- [ACTIVITY]: Using the entries below, show all lines with the string "user".

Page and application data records

%%

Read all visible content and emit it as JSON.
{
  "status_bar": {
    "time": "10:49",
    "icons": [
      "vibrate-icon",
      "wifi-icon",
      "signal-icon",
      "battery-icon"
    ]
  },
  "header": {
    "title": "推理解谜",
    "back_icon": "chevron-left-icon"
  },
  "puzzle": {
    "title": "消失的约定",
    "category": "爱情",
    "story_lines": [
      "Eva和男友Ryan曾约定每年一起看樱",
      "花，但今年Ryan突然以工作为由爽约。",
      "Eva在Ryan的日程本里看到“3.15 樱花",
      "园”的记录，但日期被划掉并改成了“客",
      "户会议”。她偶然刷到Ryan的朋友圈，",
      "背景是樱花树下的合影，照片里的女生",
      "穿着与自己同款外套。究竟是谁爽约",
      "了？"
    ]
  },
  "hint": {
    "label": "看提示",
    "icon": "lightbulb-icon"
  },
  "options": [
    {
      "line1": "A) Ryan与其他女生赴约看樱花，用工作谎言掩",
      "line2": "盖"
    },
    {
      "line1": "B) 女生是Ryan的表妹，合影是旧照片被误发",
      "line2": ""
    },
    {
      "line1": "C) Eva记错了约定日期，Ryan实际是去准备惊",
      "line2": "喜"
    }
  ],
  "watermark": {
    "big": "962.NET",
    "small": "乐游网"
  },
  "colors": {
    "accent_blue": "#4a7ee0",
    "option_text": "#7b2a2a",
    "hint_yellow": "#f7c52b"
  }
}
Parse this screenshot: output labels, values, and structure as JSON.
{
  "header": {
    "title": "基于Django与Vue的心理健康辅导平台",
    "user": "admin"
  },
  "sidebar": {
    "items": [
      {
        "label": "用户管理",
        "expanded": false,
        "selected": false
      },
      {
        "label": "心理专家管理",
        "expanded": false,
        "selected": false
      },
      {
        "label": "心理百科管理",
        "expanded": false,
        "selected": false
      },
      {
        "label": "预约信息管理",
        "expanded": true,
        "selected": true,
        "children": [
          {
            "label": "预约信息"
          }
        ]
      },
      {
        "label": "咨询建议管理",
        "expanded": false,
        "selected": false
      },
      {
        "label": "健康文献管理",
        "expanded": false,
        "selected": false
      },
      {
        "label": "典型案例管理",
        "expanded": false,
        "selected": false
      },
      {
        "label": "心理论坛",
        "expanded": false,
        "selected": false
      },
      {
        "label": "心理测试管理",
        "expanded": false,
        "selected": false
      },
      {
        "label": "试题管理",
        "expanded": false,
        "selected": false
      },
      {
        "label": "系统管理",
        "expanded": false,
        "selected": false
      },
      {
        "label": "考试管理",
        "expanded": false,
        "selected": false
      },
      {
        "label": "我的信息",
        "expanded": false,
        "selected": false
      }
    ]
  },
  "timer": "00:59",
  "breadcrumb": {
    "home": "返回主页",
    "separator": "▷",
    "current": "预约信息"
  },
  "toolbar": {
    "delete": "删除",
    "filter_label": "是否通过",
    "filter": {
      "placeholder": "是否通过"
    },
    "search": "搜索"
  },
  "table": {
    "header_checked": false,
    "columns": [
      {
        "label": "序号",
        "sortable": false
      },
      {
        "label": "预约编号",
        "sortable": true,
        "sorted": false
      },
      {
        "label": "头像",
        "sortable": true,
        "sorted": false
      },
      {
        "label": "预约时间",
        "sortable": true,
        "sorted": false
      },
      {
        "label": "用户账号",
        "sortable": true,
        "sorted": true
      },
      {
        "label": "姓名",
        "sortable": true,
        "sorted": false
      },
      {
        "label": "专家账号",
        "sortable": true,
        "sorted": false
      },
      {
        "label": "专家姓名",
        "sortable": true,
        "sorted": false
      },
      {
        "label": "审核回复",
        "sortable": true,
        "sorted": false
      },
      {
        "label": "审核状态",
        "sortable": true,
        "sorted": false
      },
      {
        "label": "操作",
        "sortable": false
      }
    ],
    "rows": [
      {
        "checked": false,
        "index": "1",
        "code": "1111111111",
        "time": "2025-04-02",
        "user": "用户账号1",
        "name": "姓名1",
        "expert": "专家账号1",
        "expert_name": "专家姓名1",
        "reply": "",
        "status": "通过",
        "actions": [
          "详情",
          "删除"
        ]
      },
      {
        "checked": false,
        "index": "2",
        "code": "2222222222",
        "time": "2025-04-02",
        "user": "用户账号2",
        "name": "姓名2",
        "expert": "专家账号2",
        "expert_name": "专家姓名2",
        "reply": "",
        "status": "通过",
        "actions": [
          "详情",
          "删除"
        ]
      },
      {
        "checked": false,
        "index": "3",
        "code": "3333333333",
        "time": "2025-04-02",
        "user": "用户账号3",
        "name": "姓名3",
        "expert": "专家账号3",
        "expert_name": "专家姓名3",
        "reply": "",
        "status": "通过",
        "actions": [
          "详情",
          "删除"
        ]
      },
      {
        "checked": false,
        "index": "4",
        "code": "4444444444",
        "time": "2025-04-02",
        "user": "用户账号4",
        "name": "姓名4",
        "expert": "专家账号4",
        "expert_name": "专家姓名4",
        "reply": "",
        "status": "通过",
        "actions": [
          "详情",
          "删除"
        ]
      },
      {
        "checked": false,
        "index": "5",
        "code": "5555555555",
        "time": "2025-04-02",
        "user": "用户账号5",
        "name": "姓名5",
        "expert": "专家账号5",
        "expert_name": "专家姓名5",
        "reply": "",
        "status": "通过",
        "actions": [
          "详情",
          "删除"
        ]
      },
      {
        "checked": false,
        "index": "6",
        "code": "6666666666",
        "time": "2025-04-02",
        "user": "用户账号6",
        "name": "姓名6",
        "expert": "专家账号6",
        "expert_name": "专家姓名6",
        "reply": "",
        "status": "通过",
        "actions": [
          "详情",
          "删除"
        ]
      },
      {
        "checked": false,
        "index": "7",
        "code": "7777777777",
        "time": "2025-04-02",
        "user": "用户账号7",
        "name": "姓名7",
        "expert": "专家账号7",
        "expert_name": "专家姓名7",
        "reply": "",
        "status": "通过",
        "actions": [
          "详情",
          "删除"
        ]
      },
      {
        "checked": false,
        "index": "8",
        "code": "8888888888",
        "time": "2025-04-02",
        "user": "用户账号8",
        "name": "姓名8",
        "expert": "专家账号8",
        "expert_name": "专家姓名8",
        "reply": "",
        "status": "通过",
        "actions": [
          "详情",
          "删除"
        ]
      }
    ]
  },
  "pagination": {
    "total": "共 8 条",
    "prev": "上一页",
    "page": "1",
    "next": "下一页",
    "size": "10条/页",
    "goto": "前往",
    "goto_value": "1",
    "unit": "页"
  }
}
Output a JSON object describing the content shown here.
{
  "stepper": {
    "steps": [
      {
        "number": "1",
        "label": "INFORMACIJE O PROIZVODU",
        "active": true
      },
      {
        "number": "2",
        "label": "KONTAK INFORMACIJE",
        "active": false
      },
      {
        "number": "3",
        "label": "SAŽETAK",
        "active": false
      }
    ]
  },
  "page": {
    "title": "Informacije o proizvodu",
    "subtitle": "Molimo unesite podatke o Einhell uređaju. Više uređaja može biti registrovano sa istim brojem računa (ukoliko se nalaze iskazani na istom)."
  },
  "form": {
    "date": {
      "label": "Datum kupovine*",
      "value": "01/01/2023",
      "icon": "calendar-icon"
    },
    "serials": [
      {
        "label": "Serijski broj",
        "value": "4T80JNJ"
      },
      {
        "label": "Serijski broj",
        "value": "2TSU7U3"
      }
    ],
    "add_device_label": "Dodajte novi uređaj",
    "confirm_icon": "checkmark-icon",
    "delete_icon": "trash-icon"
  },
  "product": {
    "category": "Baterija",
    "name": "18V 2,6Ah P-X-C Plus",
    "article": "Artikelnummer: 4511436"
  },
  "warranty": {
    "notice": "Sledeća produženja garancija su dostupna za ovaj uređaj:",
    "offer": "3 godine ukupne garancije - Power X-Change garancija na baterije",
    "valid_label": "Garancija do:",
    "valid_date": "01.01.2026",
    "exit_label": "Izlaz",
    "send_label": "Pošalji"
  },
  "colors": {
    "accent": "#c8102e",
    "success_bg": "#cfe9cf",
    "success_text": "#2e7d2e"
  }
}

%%

- [SOLUTION TO THIS EXERCISE]:
    "user": "admin"
        "user": "用户账号1",
        "user": "用户账号2",
        "user": "用户账号3",
        "user": "用户账号4",
        "user": "用户账号5",
        "user": "用户账号6",
        "user": "用户账号7",
        "user": "用户账号8",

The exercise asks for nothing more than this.